Due to the 45 degree angle of the front tee section attached to my bicycle frame, I drilled a hole towards the top of the front arm of the rack, which allows me to hook a bungie cord.
The bungie cord counter balances the weight of the surfboard pulling down on the arm, preventing the front tee section from rotating. With the bungie cord secured around my top tube the front arm of the rack remains level and the tee section doesn’t move.
That’s it! Now you just throw your wetsuit in a bag and pedal to some waves.
Tags: car in surf, ocean beach
If your local surf spot is within San Francisco city limits you’re gonna experience some weird things from time to time. Ocean Beach surfers can now add “car in the ocean” to the list.
According to Ocean Beach Bulletin:
A woman drove her Lexus sedan down Stairwell 25 near Golden Gate Park, across the sand and into the surf at Ocean Beach Friday morning.
Check out the Ocean Beach Bulletin’s full story, which has a bunch more pics.
Tags: matt wilkinson, ocean beach, Rip Curl Pro Search, wilko
Tags: Grain Surfboards, ocean beach, Ocean Beach San Francisco, surf wax, wax, wooden surfboard
Turns out surfboards made of wood, under 6-feet tall, are actually pretty ideal for riding the waves at Ocean Beach. Chris brought his newly built wooden “Biscuit” out with him to San Francisco recently, and waxed it up for it’s first party in the Pacific.
And here’s what surfing in sunny California is like. Looks like a scene from The Goonies, but the wind eventually did back off and we ended up getting some nice waves on the wood board’s first time in the water.
Tags: Kelly Slater, ocean beach, Rip Curl Pro Search, Rip Curl Pro Search Somewhere In San Francisco
Kelly Slater, the world’s top surfer and former Baywatch cast member, is bracing for the cold water of Ocean Beach. Slater, along with 33 other professional surfers, will be in San Francisco for the Rip Curl Pro Search, taking place “somewhere” in San Francisco November 1-12.
The Rip Curl Pro Search will be Slater’s first time surfing San Francisco. While recently speaking to ASP International about his expectations for the notorious Ocean Beach venue, Slater nailed it saying,”I expect cold and paddling.”
Never a city to disappoint, San Francisco will certainly meet Slater’s expectations. The average air temperature down by Ocean Beach is 50 – 55 °F, and the water temps rarely break 60 °F (it should be around 58 °F for the event).
Slater and the rest of the pros won’t have the assistance of jet skis for the contest either, making his second point about paddling a most certain reality. As noted by Ocean Beach Bulletin, “the National Park Service has decided to prohibit all personal watercraft except for those used by lifeguards at the event.”

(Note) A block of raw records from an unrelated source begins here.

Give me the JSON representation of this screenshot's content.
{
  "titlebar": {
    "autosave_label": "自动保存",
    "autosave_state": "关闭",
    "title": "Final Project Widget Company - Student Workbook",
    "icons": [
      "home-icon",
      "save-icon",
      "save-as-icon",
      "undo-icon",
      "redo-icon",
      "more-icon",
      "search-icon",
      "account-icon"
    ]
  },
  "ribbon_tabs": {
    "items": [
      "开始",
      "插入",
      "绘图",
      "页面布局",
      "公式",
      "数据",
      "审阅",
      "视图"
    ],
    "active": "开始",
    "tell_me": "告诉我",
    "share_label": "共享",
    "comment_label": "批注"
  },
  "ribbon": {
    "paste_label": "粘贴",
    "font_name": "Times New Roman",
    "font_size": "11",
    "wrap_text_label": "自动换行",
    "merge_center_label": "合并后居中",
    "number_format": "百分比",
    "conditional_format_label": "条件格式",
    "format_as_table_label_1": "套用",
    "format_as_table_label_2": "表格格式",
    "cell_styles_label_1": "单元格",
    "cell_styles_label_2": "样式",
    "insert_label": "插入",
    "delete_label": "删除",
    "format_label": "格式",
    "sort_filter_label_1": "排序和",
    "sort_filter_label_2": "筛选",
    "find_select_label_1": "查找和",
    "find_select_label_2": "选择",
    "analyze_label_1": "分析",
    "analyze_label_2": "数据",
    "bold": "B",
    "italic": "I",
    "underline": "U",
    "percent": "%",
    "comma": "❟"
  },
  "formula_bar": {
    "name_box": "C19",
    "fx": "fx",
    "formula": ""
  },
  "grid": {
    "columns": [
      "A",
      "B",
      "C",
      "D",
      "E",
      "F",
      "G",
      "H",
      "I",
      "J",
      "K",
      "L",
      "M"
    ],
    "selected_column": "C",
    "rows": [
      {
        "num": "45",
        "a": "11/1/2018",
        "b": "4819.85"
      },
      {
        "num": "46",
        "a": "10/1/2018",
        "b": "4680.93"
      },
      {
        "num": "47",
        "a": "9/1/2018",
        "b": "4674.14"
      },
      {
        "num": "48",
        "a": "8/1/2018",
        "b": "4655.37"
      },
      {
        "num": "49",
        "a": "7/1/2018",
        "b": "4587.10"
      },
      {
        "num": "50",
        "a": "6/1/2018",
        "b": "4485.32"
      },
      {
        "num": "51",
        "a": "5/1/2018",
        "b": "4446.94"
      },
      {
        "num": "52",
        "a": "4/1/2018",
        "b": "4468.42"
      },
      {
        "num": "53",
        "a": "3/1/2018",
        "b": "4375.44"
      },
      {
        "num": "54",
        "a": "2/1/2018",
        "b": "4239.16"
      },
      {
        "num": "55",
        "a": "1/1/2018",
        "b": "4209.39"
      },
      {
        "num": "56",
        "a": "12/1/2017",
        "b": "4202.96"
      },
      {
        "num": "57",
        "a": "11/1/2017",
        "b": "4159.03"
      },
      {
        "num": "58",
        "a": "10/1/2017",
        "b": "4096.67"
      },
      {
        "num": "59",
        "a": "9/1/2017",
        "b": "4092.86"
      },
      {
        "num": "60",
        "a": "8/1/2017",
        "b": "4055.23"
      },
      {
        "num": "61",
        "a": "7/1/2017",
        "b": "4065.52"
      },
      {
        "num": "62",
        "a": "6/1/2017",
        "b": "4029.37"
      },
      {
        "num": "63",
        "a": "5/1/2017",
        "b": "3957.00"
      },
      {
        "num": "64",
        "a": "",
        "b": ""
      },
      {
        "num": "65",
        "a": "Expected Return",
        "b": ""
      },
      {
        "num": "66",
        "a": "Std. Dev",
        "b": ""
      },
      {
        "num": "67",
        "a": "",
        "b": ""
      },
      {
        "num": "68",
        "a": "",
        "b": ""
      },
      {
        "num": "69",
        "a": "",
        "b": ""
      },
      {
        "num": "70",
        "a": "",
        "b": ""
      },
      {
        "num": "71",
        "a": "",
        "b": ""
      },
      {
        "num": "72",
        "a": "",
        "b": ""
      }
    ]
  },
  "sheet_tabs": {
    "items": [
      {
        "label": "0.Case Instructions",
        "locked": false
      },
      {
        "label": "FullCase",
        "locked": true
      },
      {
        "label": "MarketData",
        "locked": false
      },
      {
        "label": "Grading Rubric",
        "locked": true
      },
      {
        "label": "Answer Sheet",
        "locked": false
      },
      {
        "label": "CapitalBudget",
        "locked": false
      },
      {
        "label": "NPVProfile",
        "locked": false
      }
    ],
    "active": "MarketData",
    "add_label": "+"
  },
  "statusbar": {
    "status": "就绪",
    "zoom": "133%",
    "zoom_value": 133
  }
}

This means that after a surfer rides a wave far inside, taking them close to the shore, they won’t have the option of getting a quick lift back to the break on a jet ski. For people watching the event this is somewhat of a downside, as there will undoubtedly be more paddling than surfing. And that means less chance of seeing Slater pull off something nasty, like this monster 360 air that garnered him a perfect 10 at the Quiksilver Pro New York:
However, the unusual conditions are what makes this such a special event. The people and surf community in San Francisco won’t disappoint either, as we can expect large turnouts for the event. With Ocean Beach providing an almost endless stretch of beach to watch from, and the nearby Safeway offering immediate access to beer, I for one can’t wait for the Rip Curl Pro Search to kick off.
If you can’t make it down to Ocean Beach to watch the event in person, it will be broadcast live on live.ripcurl.com.